The regime initially shrugged off the video, secretly recorded by a journalist for Qatari-owned broadcaster Al Jazeera, but announced later that Masot would finish his mission “shortly.”
The Israeli ambassador to Britain, Mark Regev, also apologized to one of the MPs on the “hit list,” asserting that the matter is considered closed.
The move failed to silence the outraged shadow foreign secretary, who described Masot’s action as “improper interference in our democratic politics.”
“The exposure of an Israeli embassy official discussing how to bring down or discredit a government minister and other MPs because of their views on the Middle East is extremely disturbing,” Thornberry said. “It is simply not good enough for the Foreign Office to say the matter is closed. This is a national security issue.”
The video also provoked anger among some Conservative politicians.

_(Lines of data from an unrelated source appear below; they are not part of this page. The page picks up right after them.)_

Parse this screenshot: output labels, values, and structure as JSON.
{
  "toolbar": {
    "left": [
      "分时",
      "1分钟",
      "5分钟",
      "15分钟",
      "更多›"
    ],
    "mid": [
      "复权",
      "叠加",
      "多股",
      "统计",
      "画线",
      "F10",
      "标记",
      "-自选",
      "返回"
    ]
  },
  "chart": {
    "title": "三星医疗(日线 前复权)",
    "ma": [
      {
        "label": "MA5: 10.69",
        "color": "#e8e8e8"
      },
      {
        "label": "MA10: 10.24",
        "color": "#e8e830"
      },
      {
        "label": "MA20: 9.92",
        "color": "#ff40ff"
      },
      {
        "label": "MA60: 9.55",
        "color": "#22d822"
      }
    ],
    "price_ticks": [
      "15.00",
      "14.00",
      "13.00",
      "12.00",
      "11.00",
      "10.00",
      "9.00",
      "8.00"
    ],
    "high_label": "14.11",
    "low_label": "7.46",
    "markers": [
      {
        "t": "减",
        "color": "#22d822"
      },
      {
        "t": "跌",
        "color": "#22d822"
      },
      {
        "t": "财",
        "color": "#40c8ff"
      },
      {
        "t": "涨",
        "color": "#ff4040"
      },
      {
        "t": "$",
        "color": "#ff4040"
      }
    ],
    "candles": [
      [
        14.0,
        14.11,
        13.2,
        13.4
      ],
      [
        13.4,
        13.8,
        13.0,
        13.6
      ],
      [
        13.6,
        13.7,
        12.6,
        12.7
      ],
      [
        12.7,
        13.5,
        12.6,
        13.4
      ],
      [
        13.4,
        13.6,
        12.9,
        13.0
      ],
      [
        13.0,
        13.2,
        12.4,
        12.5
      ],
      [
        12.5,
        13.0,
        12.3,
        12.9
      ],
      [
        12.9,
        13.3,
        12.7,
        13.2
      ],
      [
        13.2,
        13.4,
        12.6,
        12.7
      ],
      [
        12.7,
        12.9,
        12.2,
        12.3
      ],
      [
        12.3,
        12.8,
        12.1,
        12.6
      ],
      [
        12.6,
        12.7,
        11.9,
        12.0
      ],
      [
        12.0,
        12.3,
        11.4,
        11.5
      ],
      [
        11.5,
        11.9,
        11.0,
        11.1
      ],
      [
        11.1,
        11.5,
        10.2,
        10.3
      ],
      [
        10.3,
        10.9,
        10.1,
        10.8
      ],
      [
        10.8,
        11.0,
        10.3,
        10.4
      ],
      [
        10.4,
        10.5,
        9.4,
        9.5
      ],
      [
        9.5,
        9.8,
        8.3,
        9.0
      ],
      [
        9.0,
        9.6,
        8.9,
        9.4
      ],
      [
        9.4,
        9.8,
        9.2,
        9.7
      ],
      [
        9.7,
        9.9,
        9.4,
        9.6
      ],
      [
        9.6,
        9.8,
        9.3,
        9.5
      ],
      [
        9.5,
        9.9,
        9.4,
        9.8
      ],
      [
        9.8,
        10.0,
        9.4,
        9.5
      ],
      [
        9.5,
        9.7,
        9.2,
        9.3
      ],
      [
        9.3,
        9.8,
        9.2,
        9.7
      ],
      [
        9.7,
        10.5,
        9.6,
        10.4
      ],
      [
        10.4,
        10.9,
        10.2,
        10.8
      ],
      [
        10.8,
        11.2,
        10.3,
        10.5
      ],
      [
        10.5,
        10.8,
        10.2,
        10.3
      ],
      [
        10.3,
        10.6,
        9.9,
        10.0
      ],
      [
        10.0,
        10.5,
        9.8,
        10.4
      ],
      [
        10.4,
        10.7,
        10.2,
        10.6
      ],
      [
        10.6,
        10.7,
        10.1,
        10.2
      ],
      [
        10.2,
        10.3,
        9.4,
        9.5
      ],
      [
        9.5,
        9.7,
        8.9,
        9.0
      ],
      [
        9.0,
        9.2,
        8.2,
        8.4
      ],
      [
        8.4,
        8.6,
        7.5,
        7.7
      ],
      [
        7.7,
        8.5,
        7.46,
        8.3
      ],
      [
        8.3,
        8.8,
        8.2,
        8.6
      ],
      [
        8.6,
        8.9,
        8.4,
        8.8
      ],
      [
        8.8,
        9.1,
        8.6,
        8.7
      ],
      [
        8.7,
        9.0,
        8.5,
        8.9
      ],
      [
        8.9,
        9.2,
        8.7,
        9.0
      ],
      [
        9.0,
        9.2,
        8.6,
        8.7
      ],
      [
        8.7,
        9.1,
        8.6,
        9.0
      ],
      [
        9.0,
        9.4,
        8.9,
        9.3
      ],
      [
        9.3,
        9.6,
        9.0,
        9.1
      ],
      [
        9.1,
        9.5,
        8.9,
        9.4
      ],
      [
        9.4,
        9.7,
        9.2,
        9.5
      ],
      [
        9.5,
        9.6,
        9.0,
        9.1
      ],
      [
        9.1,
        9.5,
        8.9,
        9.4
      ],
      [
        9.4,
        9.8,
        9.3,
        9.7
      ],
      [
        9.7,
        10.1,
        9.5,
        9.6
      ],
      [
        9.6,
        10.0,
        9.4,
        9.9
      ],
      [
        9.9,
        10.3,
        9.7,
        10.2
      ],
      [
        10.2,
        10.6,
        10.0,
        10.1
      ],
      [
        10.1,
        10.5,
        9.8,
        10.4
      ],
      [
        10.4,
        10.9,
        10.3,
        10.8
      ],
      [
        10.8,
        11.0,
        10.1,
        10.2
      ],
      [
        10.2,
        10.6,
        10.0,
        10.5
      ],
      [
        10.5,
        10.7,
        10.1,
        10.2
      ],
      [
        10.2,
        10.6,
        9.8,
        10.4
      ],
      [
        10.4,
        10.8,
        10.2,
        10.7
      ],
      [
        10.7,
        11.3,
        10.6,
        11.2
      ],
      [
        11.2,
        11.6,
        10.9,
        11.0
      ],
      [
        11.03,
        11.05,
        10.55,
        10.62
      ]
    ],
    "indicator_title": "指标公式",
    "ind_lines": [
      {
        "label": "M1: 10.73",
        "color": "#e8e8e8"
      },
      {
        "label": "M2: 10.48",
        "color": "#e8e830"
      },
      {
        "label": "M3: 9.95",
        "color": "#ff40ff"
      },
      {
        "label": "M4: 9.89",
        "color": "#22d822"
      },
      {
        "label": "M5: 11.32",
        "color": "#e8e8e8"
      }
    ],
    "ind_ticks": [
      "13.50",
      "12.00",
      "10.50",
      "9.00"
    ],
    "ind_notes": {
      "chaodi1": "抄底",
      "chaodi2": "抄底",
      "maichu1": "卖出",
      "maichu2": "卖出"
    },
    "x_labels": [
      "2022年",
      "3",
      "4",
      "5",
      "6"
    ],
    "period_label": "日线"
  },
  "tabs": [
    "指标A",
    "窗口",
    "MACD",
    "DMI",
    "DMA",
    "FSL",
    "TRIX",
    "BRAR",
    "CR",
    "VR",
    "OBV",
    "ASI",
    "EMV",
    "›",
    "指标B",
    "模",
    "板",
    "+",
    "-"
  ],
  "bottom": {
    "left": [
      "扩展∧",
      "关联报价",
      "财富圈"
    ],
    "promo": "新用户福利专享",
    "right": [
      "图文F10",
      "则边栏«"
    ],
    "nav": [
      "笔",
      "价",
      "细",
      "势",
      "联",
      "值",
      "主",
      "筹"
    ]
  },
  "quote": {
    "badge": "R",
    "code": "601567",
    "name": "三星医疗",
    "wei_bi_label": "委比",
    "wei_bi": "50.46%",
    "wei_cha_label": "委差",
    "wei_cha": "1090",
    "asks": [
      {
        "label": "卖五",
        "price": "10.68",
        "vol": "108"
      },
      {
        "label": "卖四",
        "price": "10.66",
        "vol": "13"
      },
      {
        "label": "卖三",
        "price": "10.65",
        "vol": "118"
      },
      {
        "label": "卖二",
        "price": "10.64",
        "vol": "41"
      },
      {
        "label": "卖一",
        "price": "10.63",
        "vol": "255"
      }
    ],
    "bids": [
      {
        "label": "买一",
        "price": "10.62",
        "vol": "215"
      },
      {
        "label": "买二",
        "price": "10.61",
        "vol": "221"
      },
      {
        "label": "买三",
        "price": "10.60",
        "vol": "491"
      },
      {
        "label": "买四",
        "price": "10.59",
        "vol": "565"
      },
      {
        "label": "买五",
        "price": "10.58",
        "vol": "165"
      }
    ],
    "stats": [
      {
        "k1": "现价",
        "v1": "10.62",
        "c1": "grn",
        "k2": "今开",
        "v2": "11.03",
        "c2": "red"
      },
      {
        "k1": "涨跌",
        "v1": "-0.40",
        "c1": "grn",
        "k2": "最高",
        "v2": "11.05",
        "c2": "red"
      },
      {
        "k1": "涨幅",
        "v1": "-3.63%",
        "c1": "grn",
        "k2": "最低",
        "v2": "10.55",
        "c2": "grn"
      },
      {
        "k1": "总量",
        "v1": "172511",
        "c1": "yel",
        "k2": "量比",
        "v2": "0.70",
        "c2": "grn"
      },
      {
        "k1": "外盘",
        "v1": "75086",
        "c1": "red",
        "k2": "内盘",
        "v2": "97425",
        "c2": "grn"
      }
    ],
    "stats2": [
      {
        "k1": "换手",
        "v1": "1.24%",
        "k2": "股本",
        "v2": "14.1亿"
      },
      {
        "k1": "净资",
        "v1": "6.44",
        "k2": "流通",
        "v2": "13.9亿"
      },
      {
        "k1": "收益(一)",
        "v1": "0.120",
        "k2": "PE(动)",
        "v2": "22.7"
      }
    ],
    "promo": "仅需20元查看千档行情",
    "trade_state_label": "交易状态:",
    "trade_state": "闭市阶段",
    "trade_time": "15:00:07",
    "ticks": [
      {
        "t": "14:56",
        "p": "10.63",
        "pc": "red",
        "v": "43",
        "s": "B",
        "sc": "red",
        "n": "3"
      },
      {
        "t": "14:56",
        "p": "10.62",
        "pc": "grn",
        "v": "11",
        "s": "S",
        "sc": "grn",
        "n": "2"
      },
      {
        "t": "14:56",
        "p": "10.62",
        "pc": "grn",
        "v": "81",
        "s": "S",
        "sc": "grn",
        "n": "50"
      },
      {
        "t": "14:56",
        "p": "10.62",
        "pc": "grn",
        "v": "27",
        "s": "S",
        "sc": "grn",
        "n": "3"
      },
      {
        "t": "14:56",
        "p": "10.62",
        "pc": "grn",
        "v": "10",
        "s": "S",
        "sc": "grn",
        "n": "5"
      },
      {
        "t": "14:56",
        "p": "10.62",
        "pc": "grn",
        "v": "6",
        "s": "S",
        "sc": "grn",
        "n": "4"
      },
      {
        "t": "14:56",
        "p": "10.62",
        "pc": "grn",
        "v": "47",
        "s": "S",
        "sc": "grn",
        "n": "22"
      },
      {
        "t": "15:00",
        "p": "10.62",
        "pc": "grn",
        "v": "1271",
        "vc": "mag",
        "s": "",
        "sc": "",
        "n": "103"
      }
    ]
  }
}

“For years the Conservative Friends of Israel (CFI) and Labour Friends of Israel (LFI) have worked with – even for – the Israeli embassy to promote Israeli policy and thwart UK government policy and the actions of ministers who try to defend Palestinian rights,” wrote a Conservative former minister for the Mail on Sunday anonymously. “Lots of countries try to force their views on others, but what is scandalous in the UK is that instead of resisting it, successive governments have submitted to it, take donors’ money, and allowed Israeli influence-peddling to shape policy and even determine the fate of ministers.”
The former minister further called for a probe into the matter, asserting that “This opaque funding and underhand conduct is a national disgrace and humiliation and must be stamped out.”
The recordings form the basis of four half-hour documentaries that Al Jazeera is to broadcast from January 15.